### [DATA UNDER STUDY]

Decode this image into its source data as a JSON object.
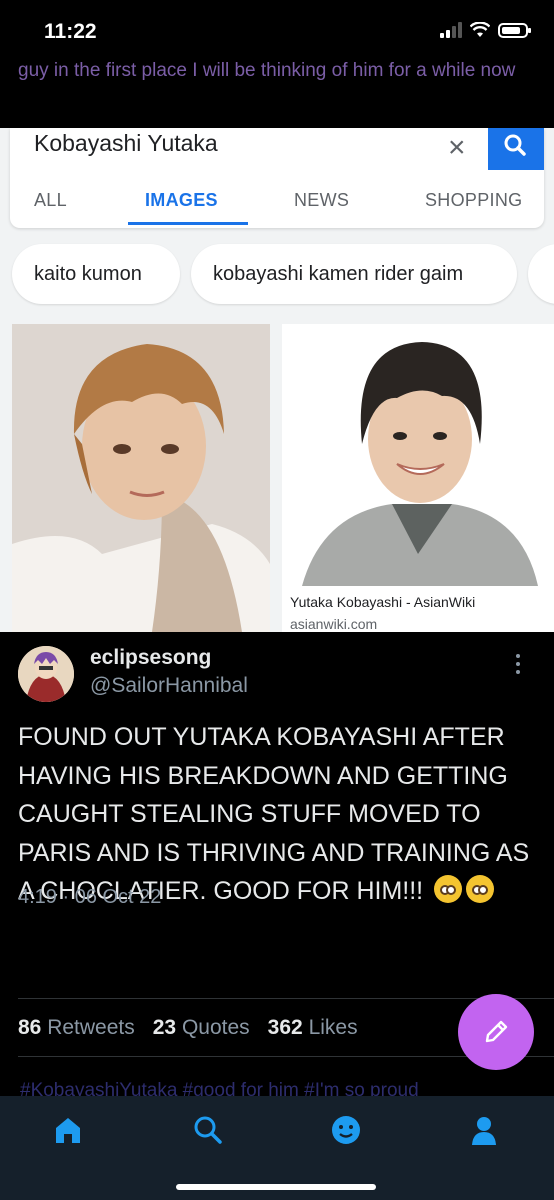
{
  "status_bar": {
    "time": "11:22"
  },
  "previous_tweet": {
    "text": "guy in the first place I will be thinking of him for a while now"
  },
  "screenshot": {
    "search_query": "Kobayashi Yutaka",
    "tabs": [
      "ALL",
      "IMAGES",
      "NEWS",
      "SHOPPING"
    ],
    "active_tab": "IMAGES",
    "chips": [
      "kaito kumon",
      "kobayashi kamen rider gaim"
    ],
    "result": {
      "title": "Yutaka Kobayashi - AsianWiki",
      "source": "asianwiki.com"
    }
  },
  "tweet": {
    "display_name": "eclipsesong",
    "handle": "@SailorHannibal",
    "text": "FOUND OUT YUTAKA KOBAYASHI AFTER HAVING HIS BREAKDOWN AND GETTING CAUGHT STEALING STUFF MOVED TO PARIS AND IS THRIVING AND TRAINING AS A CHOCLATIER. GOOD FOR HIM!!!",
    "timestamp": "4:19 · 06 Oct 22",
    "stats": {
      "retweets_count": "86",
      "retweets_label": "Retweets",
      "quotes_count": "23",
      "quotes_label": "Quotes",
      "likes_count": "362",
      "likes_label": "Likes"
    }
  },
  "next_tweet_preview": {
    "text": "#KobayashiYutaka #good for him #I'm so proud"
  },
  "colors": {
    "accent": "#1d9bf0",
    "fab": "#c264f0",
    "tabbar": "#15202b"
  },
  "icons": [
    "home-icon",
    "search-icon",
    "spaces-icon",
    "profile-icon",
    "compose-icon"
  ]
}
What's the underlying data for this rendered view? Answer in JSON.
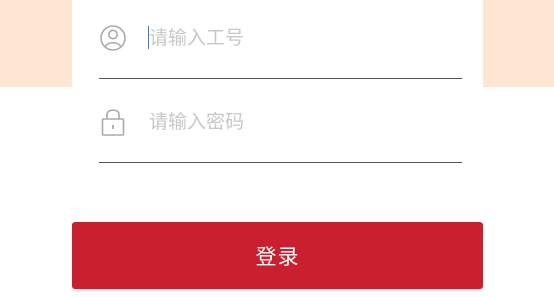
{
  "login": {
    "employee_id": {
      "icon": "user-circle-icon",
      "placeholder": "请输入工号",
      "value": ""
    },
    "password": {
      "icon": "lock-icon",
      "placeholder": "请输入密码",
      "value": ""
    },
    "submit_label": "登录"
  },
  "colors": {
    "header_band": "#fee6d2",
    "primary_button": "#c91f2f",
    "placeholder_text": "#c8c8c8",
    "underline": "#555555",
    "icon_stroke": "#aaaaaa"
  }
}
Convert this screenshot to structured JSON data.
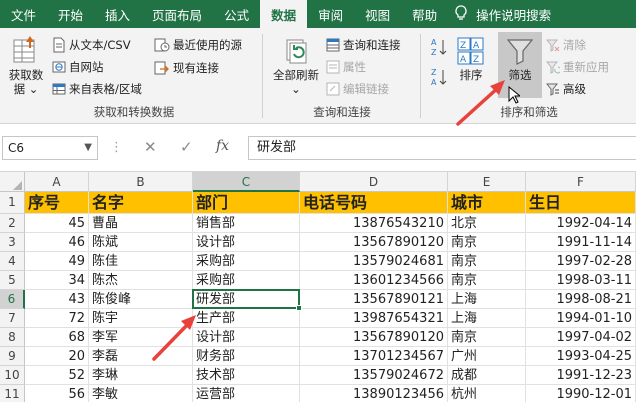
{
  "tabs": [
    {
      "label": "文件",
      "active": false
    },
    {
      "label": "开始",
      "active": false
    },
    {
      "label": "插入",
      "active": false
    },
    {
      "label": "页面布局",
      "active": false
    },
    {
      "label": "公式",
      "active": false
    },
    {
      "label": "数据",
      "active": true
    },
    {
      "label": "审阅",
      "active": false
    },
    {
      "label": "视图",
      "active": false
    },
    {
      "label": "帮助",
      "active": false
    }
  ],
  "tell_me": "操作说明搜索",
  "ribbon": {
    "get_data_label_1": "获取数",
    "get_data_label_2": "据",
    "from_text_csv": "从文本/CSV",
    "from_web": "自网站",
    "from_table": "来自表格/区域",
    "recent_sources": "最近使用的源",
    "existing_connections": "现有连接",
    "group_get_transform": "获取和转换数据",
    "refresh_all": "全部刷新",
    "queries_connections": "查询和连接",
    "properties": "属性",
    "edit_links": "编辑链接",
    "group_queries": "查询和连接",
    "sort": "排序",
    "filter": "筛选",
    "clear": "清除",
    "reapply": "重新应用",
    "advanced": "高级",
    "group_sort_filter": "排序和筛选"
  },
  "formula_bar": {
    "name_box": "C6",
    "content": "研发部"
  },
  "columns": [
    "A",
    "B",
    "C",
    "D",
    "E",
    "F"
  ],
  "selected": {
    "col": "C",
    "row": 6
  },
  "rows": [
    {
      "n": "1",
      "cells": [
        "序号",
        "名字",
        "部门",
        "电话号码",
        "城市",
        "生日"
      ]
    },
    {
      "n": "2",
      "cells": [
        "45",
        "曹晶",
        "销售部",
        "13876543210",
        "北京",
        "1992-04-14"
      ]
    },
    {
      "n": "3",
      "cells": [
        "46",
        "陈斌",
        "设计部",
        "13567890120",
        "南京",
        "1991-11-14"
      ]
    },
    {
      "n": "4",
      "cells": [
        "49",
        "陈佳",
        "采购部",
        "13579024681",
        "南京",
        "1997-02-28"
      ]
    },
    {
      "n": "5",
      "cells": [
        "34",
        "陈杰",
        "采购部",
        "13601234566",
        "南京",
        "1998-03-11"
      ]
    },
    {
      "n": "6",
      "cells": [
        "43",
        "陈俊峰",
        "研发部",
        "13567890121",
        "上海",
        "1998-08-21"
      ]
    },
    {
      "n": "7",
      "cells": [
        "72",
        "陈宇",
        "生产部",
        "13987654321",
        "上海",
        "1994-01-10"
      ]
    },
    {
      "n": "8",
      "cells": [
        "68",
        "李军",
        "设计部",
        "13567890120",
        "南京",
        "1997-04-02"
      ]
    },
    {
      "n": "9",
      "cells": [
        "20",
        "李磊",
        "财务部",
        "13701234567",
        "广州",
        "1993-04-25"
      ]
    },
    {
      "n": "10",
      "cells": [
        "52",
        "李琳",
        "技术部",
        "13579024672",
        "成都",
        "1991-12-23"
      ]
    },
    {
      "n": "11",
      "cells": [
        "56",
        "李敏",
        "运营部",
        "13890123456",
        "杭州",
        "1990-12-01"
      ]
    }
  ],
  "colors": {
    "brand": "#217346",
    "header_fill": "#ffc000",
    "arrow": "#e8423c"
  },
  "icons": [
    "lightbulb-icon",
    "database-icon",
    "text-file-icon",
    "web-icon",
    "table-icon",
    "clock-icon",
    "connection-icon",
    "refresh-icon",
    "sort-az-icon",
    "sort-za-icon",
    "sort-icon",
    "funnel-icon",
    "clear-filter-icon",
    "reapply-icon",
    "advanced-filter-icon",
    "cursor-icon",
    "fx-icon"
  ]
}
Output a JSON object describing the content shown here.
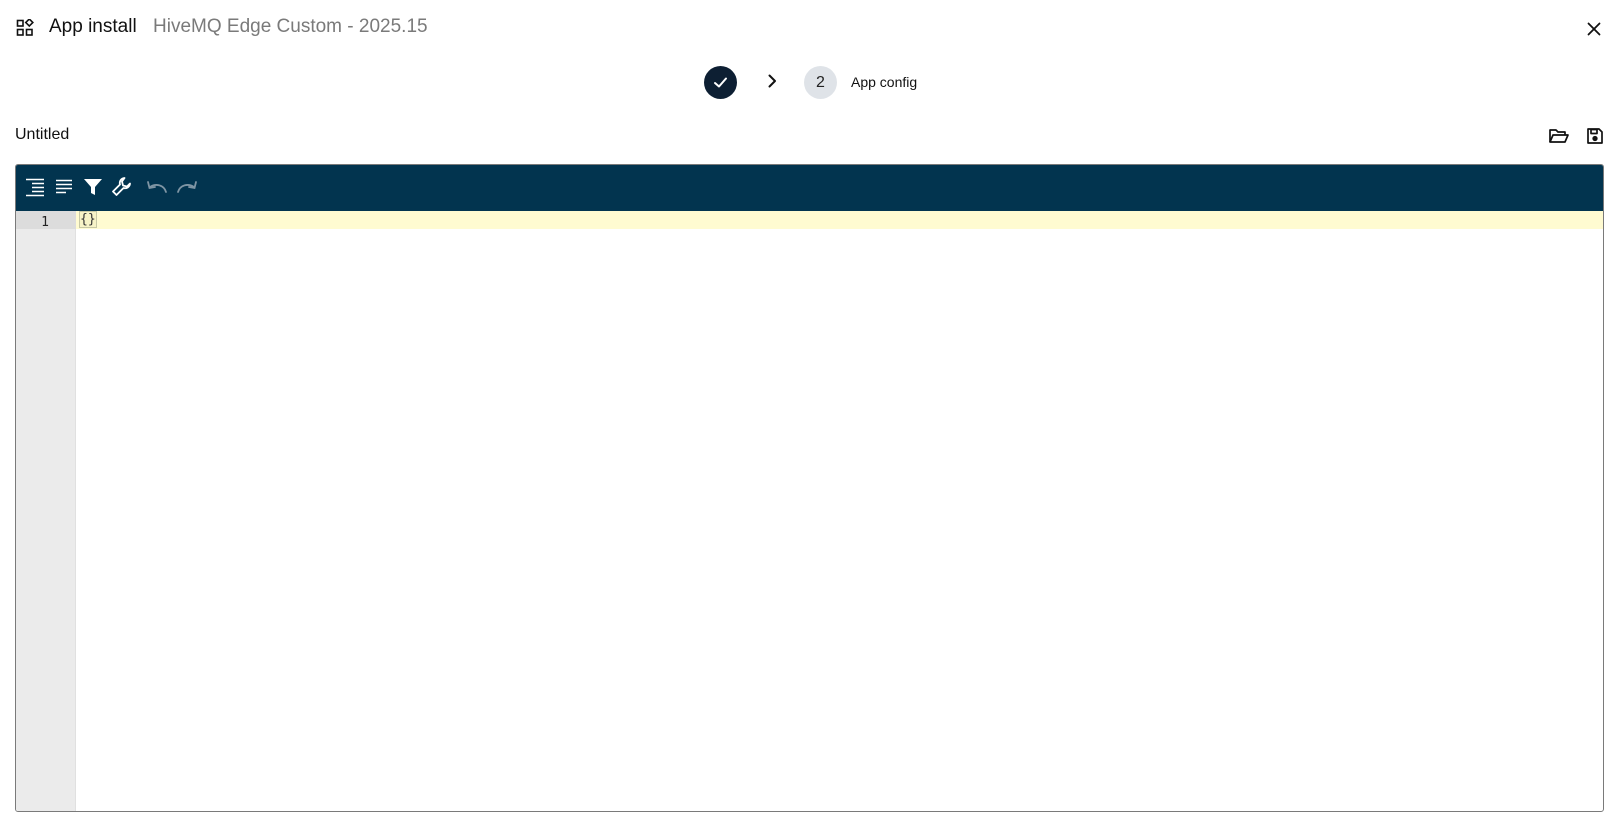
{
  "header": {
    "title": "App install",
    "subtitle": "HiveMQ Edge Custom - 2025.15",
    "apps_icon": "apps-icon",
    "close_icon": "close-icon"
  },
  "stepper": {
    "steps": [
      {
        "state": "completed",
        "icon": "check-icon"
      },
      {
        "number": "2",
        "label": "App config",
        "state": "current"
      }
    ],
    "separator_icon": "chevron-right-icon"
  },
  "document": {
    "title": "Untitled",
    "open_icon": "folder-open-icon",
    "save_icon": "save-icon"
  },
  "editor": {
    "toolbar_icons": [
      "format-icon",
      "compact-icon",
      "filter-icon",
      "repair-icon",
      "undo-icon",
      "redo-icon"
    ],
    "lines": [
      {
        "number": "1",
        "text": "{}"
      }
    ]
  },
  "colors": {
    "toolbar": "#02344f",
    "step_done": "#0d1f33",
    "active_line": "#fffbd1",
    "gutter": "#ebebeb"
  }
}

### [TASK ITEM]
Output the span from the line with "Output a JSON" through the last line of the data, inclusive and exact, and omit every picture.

### [ANSWER TO THE EXERCISE]
Output a JSON object describing the content shown here.
{
  "header": {
    "title": "App install",
    "subtitle": "HiveMQ Edge Custom - 2025.15",
    "apps_icon": "apps-icon",
    "close_icon": "close-icon"
  },
  "stepper": {
    "steps": [
      {
        "state": "completed",
        "icon": "check-icon"
      },
      {
        "number": "2",
        "label": "App config",
        "state": "current"
      }
    ],
    "separator_icon": "chevron-right-icon"
  },
  "document": {
    "title": "Untitled",
    "open_icon": "folder-open-icon",
    "save_icon": "save-icon"
  },
  "editor": {
    "toolbar_icons": [
      "format-icon",
      "compact-icon",
      "filter-icon",
      "repair-icon",
      "undo-icon",
      "redo-icon"
    ],
    "lines": [
      {
        "number": "1",
        "text": "{}"
      }
    ]
  },
  "colors": {
    "toolbar": "#02344f",
    "step_done": "#0d1f33",
    "active_line": "#fffbd1",
    "gutter": "#ebebeb"
  }
}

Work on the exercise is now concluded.